by Graham Law, President, Seawood Photo

In this first installment of the Classic Camera Corner, I thought it fitting to discuss why we love old cameras, why they are still viable tools despite technological advances in digital photography, and what to expect from this blog in the future.

Rolleiflex 2.8F

I don’t know when I first became interested in classic cameras; I’m not nostalgic about photography in my youth, and most of the cameras I will discuss here were manufactured well before I was born.

In my work I use the latest high-end digital cameras and strobe equipment, then edit my images in Photoshop just like 98% of the other pro photographers nowadays.  I really do love the new stuff, but when I pick up a Rolleiflex 2.8F, or … Read More »





Classic Camera Corner

Digital cameras are amazing, yet we love old cameras here at Seawood! 

This section of our world is dedicated to those machines, how they work, what you can do with them, and why they are still viable tools despite technological advances in digital photography.

Hope you enjoy it!

Weird Lens of the Week! Lomography Petzval 85mm f/2.2

The original Petzval lens was designed in 1840 and has been long prized for it’s soft and dreamy effect.

A Russian company called Lomography has...

Weird Lens of the Week! 28mm f/3.3 Som Berthiot

One of the coolest things about mirror-less digital cameras is the ability to use classic lenses.

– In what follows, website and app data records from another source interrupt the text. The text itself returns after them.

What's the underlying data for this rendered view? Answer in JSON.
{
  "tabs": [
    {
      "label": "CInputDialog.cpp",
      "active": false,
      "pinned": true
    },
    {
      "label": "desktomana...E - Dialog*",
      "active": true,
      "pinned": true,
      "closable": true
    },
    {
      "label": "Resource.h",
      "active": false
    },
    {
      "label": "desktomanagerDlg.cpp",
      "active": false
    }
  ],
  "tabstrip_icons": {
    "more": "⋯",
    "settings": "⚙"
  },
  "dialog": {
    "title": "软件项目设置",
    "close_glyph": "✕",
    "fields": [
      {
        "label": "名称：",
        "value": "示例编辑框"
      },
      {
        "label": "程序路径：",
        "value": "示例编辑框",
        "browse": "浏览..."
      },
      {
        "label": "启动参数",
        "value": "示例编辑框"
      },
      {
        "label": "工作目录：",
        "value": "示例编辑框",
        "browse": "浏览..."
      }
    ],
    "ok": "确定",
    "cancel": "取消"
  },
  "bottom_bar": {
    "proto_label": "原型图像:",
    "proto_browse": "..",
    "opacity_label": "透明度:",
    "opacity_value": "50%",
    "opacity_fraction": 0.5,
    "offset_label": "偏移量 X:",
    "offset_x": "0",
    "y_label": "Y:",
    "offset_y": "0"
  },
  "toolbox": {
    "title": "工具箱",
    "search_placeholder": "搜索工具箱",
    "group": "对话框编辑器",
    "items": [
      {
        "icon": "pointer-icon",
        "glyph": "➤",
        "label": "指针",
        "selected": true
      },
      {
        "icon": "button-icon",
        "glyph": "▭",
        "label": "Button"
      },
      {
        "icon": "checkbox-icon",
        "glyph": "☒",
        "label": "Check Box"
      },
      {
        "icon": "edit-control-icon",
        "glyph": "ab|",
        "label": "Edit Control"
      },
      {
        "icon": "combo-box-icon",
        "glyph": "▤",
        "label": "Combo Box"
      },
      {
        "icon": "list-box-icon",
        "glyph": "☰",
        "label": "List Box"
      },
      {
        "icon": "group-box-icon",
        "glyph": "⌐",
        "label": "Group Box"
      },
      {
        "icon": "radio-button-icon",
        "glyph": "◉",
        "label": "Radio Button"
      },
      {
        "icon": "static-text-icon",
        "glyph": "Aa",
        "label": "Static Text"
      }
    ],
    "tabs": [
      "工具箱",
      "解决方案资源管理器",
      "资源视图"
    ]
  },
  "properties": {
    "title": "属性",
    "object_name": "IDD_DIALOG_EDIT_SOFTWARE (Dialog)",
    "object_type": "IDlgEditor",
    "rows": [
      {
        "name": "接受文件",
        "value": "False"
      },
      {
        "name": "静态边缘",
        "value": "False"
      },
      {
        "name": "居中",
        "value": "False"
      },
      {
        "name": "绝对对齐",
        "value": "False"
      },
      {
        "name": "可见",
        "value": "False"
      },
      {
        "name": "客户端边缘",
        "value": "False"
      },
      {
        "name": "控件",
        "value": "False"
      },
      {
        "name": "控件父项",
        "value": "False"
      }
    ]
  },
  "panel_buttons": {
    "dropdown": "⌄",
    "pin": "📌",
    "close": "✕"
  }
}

These have a distinctly different look and feel...

So Why Use A 4×5?
So you would think that in this day of digital cameras that offer immediate results, have incredible exposure latitude, are compact in size (and take...